 (mŏk)
v. mocked, mock·ing, mocks
v.tr.
1.
a. To treat with ridicule or contempt; deride: was mocked for contradicting himself; mocked her superficial understanding of the issues. See Synonyms at ridicule.
b. To imitate in fun or derision: mocked his high-pitched voice.
c. To mimic or resemble closely: a whistle that mocks the call of seabirds.
2.
a. To frustrate the hopes or intentions of: "The massive blister mocked my efforts" (Willie Morris).
b. To cause to appear irrelevant, ineffectual, or impossible: "The Depression mocked the Puritan assumption that failure in life was the wages of sin when even the hardest-working, most pious husbands began to lose hope" (Walter McDougall).
v.intr.
To express scorn or ridicule; jeer: They mocked at the idea.
n.
1. The act of mocking.
2. An object of scorn or derision: became the mock of his associates.
adj.
Simulated; false; sham: a mock battle.
adv.
In an insincere or pretending manner: mock sorrowful.
Idiom:
make/a mock of
To subject to ridicule; mock.

[Middle English mokken, from Old French mocquer.]

mock′er n.
mock′ing·ly adv.
ThesaurusAntonymsRelated WordsSynonymsLegend:
Adv.1.mockingly - in a disrespectful jeering mannermockingly - in a disrespectful jeering manner  
2.mockingly - in a disrespectful and mocking manner; "`Sorry,' she repeated derisively"
Translations
بصورةٍ ساخِرَه
posměšně
hånligt
háîuglega
alaycı bir şekilde

mockingly

[ˈmɒkɪŋlɪ] ADV [say] → en tono burlón, con sorna; [smile, look] → burlonamente, con sorna

mockingly

advspöttisch, voller Spott; she mockingly repeated his wordssie äffte seine Worte nach

mockingly

[ˈmɒkɪŋlɪ] adv (smile) → beffardamente; (speak) → con tono di scherno

mock

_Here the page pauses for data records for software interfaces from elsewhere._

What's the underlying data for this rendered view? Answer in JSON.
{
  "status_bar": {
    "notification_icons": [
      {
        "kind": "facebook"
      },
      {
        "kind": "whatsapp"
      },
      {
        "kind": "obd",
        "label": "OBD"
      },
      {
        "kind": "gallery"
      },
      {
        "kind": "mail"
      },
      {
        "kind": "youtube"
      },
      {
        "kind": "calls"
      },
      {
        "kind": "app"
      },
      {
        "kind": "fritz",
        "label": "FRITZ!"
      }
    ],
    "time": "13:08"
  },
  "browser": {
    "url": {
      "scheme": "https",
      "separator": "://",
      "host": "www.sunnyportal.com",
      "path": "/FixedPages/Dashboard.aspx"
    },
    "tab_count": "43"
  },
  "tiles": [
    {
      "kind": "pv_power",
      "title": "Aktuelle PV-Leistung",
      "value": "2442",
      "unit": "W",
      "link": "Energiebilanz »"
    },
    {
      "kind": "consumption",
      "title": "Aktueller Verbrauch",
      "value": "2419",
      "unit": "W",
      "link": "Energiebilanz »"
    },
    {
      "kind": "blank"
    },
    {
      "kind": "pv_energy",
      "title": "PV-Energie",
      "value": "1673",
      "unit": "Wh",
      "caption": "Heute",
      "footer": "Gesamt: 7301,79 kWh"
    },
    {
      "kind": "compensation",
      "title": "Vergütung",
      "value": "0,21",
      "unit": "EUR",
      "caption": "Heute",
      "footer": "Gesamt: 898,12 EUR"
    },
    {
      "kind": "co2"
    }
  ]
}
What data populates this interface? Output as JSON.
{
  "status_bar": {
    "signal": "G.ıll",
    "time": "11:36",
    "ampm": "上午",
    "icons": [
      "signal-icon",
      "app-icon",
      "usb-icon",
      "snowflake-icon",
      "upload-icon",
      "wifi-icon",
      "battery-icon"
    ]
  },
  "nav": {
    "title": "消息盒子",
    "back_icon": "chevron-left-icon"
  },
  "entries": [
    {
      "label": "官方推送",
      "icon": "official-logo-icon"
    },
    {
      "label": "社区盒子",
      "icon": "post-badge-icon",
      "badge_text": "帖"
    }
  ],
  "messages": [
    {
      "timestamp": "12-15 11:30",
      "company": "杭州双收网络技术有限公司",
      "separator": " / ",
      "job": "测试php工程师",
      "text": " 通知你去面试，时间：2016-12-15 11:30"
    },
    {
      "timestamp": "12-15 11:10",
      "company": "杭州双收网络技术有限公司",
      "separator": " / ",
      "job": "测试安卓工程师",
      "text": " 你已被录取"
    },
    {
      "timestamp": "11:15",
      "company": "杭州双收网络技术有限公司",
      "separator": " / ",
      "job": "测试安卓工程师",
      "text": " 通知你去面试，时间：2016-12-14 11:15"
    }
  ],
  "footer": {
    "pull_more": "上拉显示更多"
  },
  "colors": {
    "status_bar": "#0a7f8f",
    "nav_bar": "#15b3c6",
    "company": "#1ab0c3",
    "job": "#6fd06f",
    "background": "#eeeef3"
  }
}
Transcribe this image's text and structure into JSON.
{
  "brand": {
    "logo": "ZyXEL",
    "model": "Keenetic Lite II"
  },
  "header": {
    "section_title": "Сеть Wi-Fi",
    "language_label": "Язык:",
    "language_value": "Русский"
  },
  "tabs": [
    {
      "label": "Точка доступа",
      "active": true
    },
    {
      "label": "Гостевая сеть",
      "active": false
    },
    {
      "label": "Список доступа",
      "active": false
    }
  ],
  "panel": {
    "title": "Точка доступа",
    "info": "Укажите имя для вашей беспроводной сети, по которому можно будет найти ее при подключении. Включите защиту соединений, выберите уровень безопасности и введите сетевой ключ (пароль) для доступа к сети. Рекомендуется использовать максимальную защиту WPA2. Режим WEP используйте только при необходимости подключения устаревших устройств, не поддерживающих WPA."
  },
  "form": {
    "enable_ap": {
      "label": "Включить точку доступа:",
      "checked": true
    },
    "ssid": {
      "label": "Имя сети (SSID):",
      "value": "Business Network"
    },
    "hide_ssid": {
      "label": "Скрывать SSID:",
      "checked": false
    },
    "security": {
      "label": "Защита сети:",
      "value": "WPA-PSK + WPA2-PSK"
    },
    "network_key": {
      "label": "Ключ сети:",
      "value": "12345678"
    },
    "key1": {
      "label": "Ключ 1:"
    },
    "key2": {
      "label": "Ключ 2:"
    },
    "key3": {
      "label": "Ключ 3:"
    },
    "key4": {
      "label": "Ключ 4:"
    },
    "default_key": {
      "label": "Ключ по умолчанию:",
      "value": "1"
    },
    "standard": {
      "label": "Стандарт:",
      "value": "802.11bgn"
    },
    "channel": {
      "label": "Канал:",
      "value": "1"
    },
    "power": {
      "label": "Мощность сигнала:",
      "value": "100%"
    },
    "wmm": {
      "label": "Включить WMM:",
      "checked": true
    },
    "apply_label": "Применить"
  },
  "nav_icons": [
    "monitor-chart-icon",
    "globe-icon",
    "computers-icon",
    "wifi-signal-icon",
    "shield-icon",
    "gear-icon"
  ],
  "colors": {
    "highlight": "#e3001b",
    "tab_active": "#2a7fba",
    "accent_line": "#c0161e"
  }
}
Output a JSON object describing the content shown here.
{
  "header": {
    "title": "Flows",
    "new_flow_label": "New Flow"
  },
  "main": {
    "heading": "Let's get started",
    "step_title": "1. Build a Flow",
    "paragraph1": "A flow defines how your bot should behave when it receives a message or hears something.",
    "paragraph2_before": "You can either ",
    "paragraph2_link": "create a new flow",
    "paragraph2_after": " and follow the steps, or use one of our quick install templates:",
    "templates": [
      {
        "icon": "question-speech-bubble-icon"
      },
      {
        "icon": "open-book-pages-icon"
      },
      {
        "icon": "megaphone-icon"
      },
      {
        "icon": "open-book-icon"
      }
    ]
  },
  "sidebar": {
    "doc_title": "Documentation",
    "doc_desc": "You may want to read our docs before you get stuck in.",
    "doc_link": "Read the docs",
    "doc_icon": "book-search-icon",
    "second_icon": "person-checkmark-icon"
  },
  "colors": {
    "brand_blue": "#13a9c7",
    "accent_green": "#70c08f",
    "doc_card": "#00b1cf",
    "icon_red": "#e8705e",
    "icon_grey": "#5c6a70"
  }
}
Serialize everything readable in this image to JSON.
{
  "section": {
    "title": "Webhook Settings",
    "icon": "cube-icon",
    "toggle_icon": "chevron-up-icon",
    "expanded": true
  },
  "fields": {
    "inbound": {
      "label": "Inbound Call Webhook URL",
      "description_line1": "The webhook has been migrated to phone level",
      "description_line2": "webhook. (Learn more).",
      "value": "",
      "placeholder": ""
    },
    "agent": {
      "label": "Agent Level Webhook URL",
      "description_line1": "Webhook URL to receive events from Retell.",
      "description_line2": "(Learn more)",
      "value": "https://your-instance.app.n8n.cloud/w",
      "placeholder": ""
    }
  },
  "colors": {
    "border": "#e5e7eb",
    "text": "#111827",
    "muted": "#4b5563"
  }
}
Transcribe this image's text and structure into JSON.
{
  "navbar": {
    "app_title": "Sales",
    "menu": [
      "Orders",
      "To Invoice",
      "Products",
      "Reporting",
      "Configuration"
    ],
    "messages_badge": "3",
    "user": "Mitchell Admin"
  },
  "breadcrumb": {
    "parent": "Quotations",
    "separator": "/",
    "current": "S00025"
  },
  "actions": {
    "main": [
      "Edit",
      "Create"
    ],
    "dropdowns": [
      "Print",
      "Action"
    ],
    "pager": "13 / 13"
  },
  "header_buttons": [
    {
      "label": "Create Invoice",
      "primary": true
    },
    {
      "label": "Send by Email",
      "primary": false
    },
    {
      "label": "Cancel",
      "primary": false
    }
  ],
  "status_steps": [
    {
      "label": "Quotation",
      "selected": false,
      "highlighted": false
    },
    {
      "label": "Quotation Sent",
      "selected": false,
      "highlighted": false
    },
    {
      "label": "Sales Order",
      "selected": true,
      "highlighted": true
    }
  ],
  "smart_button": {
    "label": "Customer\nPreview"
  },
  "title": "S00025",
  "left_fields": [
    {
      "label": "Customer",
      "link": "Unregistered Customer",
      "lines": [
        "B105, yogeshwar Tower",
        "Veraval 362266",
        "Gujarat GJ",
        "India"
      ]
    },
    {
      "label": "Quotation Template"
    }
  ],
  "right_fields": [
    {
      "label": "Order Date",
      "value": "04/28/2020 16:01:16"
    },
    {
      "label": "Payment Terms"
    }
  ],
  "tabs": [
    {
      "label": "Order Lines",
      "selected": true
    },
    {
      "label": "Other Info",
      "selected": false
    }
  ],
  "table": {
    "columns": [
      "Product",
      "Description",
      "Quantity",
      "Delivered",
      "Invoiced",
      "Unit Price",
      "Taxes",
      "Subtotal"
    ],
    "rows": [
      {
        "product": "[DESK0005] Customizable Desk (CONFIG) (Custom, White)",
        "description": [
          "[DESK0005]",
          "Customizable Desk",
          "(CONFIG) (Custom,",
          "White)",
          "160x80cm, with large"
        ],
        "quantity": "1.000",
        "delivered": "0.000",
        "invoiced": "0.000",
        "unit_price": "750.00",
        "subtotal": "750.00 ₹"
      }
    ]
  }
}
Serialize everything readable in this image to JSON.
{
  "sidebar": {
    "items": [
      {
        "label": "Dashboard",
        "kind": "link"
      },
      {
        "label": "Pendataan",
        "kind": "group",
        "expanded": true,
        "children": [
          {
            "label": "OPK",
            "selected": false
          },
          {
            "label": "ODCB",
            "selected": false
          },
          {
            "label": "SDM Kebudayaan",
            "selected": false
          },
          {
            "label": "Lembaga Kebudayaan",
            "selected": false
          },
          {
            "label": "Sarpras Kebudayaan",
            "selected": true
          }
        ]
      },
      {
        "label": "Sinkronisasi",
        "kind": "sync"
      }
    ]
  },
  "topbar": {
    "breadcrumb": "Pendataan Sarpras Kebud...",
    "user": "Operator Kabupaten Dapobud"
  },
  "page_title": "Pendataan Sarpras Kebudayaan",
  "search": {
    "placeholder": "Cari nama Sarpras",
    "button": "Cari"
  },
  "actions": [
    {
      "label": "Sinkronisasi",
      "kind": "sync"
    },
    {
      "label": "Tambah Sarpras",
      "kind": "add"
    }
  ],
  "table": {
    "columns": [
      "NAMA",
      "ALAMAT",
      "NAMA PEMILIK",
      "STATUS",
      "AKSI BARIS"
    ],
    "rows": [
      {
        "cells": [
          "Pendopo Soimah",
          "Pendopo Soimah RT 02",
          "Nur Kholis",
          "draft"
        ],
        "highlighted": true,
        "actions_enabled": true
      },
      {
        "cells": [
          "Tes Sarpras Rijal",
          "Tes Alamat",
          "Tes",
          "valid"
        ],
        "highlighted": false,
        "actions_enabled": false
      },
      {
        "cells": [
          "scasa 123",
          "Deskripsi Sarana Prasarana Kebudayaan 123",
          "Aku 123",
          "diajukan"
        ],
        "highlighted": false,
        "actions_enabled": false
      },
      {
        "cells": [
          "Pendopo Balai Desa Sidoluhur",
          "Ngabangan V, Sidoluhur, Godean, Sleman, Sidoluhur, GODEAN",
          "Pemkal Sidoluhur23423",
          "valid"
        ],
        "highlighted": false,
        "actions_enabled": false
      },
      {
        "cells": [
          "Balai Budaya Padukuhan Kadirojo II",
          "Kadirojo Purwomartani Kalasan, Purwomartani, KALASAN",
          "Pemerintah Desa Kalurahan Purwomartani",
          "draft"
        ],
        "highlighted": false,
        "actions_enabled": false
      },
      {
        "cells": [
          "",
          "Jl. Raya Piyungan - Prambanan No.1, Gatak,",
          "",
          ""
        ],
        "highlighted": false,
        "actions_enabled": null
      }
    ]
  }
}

(mok) verb
to laugh at or cause to seem ridiculous. They mocked her efforts at cooking.
adjective
pretended or not real. a mock battle; He looked at me in mock horror.
ˈmockery noun
an act of making fun of something. She could not bear the mockery of the other children.
ˈmocking adjective
a mocking laugh.
ˈmockingly adverb
References in classic literature ?
"Come, Prince," she cried mockingly, "it was only a week ago that you assured me that my husband could not leave America.
Tired of waiting, the Assassins called to him mockingly: "Good-by till tomorrow.
'Aha!' she cried mockingly, 'you would fetch your dearest, but the beautiful bird sits no longer singing in the nest; the cat has got it, and will scratch out your eyes as well.
"You won't do it again, eh?" said one of the soldiers, winking and turning mockingly to Ramballe.
Towards morning, however, Zarathustra laughed to his heart, and said mockingly: "Happiness runneth after me.
I remember how mockingly bright the day seemed as I went back on my melancholy pilgrimage to the little house at Woking, how busy the streets and vivid the moving life about me.
At that moment, when the revelation of everything was hanging over him, there was nothing he expected so much as that she would answer mockingly as before that his suspicions were absurd and utterly groundless.
Lop-Ear chattered mockingly at me, and, springing upon me unseen, tumbled me over.
45-52) But upon Aphrodite herself Zeus cast sweet desire to be joined in love with a mortal man, to the end that, very soon, not even she should be innocent of a mortal's love; lest laughter-loving Aphrodite should one day softly smile and say mockingly among all the gods that she had joined the gods in love with mortal women who bare sons of death to the deathless gods, and had mated the goddesses with mortal men.
What, yo'r there?' Some hoarse sounds meant for this, came mockingly out of her at last; and her head dropped forward on her breast.
"An evil spirit!" repeated the other, mockingly; "'tis the spirit that has taken the lives of so many Hurons; the spirit that slew my young men at 'the tumbling river'; that took their scalps at the 'healing spring'; and who has, now, bound the arms of Le Renard Subtil!"
"That is indeed appropriate!" she replied mockingly, as he placed the song before her.